However, rarely does the Hct rise above 50% even in athletes who live at altitude. The body will enhance its ability to move oxygen around by increasing the Hct, but only up to a certain point, for the additional strain placed on the heart with increasing Hct values is relevant.

Therefore the body will increase Hct, but only up to a point that all of its systems can remain happy with it. Again, it will not increase its Hct indefinitely so that you have a Hct of 60%. the body will regulate the response so that it does not get that high.
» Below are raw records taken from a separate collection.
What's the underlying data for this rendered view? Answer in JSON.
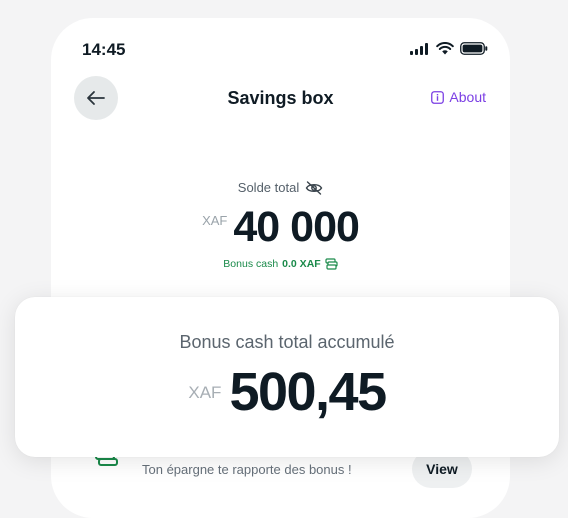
{
  "status_bar": {
    "time": "14:45"
  },
  "header": {
    "title": "Savings box",
    "about_label": "About"
  },
  "balance": {
    "label": "Solde total",
    "currency": "XAF",
    "amount": "40 000",
    "bonus_label": "Bonus cash",
    "bonus_value": "0.0 XAF"
  },
  "promo_row": {
    "text": "Ton épargne te rapporte des bonus !",
    "button_label": "View"
  },
  "bonus_sheet": {
    "label": "Bonus cash total accumulé",
    "currency": "XAF",
    "amount": "500,45"
  },
  "colors": {
    "accent": "#7b3fe4",
    "bonus_green": "#1a8a4a",
    "text_dark": "#0f1b24"
  }
}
Finally, we must not forget that the measure of Hct is one that is very easily manipulated. In fact, there is honestly no excuse for getting caught breaking this rule, as all the athlete must do is rapidly infuse saline so that the ratio of cells to fluid decreases, therefore lowering the Hct. So it is relatively meaningless when we see a cyclist report with an Hct value of 49.9%. . .and it is entirely likely that they have simply manipulated their value so that it is at the highest legal limit.

Thanks again for the questions and comments!

Kind Regards,
Jonathan

Francois said...

Thanks for those enlightening comments! I need to think a bit before replying.

In the meantime, I am curious, would you have a chart showing the annual typical profile of hematocrit for an competitive athlete? (i.e. high at the beginning at the season, then declining and then picking up again during the recovery period)? All the ones I have found so far are cross section (hematocrit taken at a given time in a given year, spread over a number of years). I would rather have one that shows your annual profile for a typical year.

I am searching the net in scholar articles but can't find one...

Thanks again!

Francois

Francois said...

Actually, I found this document which contains interesting charts.

http://www.riis-cycling.com/upload/MidYear.pdf

Francois said...

In the link above, they claim in the explanatory notes that "normal individual variation in hematocrit and haemoglobin is 15% at the most (e.g. 0.42-0.48 in hematocrit)".

This would be significantly higher than what you would consider as "normal', i.e, 5%.

(don't forget that I was just trying to find an annual profile of hematocrit (within a typical year)! I am not trying to sidetrack the discussion!!)

Francois

Ross Tucker and Jonathan Dugas said...

Hi Francois

Just to answer that last question - I'll get to the earlier one tomorrow morning.

But with regards to the natural variation - we're both right.

What the link you found says is that a change from 42% to 48% is a change of 15%. This is the classic example that often catches people in finance, because hematocrit is already a percentage!!!

Therefore, if you say that 42% to 48% is already a percentage, then my position would be that it's a 6% change! However, what the link you found says is 15%, because 6/42 is about 15%. This is also true, it says the same thing, just a little differently, if that makes sense?

So to clarify then, what I am saying is that a normal change would be something from 42% to 48%, but what you see with pro cyclists is a range from 42 to the mid-50's. According to the link's method, a change from 42 to 55% would be equal to about 31%, whereas I would say it's only 13%.

Does that makes sense?

Will answer the other one tomorrow!

Ross

Francois said...

I understand your point very well because even if my community (I'm an economist), people make that mistake very often!

Just to be cristal clear though, I would express a variation from 42%to 48% as:

1) an increase of about 15%;

2) an increase of 6 percentage points.

Both are correct, they just use different units.

Hope that it helps!

Francois

Francois said...

Ross,

Don’t forget that you owe me an answer! :-)

Just kidding! But I would really like to wrap up our discussion on hematocrit.

Have a great week-end.

Francois